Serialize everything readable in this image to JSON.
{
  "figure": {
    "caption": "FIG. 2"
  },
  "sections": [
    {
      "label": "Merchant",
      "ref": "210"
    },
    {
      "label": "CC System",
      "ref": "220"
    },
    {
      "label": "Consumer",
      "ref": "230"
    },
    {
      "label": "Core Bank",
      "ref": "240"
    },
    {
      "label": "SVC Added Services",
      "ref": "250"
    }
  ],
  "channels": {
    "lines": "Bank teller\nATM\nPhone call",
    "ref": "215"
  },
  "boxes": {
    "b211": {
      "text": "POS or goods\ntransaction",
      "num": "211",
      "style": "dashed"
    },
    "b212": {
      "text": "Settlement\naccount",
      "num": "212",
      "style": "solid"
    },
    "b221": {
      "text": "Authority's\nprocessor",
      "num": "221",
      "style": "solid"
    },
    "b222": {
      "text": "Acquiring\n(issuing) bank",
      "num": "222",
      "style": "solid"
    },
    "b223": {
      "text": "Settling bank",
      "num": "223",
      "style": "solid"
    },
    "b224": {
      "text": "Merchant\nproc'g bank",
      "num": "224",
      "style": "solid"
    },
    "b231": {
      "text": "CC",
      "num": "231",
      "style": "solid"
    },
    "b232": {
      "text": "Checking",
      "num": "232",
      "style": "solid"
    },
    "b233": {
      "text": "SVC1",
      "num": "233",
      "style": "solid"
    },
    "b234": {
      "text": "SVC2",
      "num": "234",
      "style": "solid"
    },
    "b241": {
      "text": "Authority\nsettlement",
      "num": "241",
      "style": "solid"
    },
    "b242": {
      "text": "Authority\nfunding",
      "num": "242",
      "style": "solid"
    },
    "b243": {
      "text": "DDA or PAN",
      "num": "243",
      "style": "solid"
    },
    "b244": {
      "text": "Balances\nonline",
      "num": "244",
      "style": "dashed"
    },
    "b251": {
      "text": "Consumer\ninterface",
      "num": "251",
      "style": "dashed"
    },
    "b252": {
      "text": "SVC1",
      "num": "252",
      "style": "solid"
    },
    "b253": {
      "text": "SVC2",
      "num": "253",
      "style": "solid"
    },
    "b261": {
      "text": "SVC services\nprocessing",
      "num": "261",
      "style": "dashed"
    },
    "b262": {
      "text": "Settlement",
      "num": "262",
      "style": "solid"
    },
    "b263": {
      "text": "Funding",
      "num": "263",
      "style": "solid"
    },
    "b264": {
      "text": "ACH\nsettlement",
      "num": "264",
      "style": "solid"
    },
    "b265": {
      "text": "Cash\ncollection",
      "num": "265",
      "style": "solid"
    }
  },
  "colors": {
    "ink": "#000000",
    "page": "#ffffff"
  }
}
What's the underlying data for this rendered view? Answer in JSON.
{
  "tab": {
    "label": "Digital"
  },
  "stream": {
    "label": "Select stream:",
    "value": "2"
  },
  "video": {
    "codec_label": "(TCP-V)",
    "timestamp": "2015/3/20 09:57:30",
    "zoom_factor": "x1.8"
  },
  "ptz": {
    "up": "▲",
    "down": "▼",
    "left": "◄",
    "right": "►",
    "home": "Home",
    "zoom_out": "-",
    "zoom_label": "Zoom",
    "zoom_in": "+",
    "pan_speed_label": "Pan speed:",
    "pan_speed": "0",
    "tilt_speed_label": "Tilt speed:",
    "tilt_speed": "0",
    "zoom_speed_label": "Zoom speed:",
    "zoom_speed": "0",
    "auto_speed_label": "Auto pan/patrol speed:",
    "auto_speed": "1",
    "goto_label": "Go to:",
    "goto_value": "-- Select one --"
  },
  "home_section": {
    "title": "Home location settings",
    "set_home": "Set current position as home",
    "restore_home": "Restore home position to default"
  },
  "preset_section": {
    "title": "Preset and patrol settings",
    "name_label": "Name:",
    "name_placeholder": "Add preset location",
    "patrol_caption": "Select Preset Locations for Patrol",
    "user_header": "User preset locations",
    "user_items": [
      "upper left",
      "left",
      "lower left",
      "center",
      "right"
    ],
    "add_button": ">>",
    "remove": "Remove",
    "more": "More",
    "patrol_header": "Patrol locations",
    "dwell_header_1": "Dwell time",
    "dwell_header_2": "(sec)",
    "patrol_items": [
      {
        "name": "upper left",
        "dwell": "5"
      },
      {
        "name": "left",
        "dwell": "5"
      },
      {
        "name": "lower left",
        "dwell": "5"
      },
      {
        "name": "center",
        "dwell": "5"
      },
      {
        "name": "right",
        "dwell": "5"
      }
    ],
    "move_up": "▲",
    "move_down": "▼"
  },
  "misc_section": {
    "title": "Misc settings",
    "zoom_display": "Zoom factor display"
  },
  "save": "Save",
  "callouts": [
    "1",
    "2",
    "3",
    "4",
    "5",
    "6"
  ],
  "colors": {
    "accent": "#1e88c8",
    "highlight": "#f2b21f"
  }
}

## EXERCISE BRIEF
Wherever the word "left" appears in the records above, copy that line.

## EXERCISE OUTPUT
    "left": "◄",
      "upper left",
      "left",
      "lower left",
        "name": "upper left",
        "name": "left",
        "name": "lower left",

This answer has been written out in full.